Surprising to me:
Sparked by high-profile confrontations between police and citizens in Ferguson, Missouri, and elsewhere, many commentators have criticized the excessive militarization of law enforcement. We investigate whether surplus military-grade equipment acquired by local police departments from the Pentagon has an effect on crime rates. We use temporal variations in US military expenditure and between-counties variation in the odds of receiving a positive amount of military aid to identify the causal effect of militarized policing on crime. We find that (i) military aid reduces street-level crime; (ii) the program is cost-effective; and (iii) there is evidence in favor of a deterrence mechanism.
--Vincenzo Bove and Evelina Gavrilova, "Police Officer on the Frontline or a Soldier? The Effect of Police Militarization on Crime," American Economic Journal: Economic Policy
We provide the first local level empirical analysis of the causal effects of providing military equipment to local police. Employing a novel combination of publicly available county-year panel data matched to hand-collected data on citizen complaints, we investigate the effects of acquiring tactical weapons, optics, and vehicles on citizen complaints, assaults on police officers, and offender deaths. For causal identification, we exploit exogenous variation in equipment availability and cost-shifting institutional aspects of the 1033 Program. Our results indicate that these items have generally positive effects: reduced citizen complaints, reduced assaults on officers, increased drug crime arrests, and no increases in offender deaths.
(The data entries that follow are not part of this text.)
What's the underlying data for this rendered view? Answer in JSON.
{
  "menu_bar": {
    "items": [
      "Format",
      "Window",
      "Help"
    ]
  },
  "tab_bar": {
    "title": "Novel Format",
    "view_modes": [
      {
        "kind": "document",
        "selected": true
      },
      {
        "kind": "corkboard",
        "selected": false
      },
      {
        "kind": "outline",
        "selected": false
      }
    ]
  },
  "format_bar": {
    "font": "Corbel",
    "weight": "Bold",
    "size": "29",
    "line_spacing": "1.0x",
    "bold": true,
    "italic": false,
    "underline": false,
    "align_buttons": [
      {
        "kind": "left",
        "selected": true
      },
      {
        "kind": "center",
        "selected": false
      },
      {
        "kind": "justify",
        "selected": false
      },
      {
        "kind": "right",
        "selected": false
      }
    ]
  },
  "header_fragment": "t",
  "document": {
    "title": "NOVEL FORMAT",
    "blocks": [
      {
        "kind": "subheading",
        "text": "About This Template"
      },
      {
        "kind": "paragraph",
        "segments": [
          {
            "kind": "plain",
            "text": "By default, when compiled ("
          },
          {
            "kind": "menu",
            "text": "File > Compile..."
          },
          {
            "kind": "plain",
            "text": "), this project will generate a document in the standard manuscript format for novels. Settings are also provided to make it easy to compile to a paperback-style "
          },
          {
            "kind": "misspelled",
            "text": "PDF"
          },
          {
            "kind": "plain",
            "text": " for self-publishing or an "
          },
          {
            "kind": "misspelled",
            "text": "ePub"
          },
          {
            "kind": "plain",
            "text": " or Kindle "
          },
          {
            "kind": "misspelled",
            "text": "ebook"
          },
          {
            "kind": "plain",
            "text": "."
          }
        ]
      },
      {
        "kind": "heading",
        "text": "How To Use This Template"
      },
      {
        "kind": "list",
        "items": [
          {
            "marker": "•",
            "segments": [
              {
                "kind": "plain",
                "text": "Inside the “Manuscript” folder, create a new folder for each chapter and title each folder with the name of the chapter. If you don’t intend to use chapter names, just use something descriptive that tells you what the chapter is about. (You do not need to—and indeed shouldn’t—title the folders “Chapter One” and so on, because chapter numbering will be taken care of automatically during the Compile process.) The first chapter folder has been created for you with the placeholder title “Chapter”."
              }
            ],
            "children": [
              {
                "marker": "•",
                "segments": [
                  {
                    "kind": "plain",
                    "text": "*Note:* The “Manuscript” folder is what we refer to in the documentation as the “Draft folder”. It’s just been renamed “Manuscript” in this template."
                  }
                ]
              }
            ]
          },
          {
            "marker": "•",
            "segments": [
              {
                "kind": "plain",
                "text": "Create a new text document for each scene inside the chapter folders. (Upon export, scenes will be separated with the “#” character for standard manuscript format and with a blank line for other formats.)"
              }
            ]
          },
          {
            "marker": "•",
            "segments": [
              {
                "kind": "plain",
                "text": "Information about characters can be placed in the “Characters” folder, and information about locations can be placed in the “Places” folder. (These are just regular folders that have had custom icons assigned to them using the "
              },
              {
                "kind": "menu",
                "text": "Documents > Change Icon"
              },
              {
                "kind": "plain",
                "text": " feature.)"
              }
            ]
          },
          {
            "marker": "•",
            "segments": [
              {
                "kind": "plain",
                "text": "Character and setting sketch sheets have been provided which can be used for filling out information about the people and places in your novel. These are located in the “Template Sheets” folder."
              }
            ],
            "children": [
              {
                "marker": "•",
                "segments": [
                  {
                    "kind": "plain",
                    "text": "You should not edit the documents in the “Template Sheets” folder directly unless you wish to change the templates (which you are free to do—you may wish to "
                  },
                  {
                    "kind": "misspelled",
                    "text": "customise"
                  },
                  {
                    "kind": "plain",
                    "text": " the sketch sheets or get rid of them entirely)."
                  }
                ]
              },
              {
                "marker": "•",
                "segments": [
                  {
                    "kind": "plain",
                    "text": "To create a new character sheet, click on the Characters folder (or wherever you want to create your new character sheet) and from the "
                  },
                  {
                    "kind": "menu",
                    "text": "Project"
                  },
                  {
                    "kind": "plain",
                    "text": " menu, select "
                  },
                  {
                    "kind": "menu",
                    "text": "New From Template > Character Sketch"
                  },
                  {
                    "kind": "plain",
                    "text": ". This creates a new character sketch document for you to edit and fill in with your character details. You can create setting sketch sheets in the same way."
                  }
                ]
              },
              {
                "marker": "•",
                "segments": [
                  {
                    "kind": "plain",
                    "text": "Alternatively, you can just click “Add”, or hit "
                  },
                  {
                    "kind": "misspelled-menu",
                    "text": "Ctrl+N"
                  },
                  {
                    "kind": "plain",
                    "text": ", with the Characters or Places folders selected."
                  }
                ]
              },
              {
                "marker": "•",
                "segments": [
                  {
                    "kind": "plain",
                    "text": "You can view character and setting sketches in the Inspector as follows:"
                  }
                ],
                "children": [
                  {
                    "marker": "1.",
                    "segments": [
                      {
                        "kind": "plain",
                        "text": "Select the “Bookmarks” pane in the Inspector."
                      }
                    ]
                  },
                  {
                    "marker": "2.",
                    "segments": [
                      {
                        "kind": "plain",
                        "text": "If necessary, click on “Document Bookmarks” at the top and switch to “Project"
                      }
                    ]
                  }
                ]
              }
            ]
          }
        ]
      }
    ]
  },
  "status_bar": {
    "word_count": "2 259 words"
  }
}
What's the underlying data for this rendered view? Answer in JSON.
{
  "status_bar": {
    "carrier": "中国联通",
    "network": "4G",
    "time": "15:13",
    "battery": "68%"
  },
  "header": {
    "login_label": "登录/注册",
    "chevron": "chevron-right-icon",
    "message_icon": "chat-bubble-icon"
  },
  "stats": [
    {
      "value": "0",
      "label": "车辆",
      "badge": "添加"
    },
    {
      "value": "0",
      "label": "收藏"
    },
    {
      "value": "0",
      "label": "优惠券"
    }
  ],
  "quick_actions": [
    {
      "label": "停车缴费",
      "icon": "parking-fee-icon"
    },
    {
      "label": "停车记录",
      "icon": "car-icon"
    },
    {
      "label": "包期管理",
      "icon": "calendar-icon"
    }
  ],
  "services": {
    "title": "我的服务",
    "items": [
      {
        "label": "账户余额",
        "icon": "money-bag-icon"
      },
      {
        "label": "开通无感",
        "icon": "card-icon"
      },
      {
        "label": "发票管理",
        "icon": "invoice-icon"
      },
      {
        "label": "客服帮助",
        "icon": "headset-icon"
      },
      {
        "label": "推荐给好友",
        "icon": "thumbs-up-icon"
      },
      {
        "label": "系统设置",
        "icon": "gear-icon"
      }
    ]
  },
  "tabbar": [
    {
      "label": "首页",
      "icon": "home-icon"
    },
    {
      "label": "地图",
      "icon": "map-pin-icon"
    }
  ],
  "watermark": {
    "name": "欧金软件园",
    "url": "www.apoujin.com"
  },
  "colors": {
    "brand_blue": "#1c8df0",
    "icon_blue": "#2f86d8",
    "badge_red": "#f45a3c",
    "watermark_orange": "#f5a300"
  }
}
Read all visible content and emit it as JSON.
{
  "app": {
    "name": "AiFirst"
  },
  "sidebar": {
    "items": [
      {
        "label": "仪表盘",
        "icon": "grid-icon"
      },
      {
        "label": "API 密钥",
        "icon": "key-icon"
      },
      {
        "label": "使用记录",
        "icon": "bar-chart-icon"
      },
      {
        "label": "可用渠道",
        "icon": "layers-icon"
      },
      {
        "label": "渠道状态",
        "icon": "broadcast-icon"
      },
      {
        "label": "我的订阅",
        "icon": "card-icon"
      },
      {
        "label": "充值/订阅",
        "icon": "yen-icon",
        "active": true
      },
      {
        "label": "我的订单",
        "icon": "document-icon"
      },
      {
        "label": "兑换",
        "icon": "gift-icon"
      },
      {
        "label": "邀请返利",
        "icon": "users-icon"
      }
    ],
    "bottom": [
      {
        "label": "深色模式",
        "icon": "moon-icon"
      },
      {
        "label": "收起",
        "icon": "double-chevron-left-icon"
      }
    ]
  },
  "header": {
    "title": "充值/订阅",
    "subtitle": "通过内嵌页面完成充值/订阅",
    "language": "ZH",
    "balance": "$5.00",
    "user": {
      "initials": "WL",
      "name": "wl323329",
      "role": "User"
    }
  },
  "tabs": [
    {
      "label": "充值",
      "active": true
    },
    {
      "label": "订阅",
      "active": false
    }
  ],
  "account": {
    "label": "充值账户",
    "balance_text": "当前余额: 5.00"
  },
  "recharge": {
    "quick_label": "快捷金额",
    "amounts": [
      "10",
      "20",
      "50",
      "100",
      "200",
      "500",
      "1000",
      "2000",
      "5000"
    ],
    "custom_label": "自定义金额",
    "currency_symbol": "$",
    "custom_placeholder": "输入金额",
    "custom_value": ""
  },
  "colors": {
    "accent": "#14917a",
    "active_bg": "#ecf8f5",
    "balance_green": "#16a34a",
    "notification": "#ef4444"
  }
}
--Matthew Harris, Jinseong Park, Donald Bruce, and Matthew Murray, "Peacekeeping Force: Effects of Providing Tactical Equipment to Local Law Enforcement," American Economic Journal: Economic Policy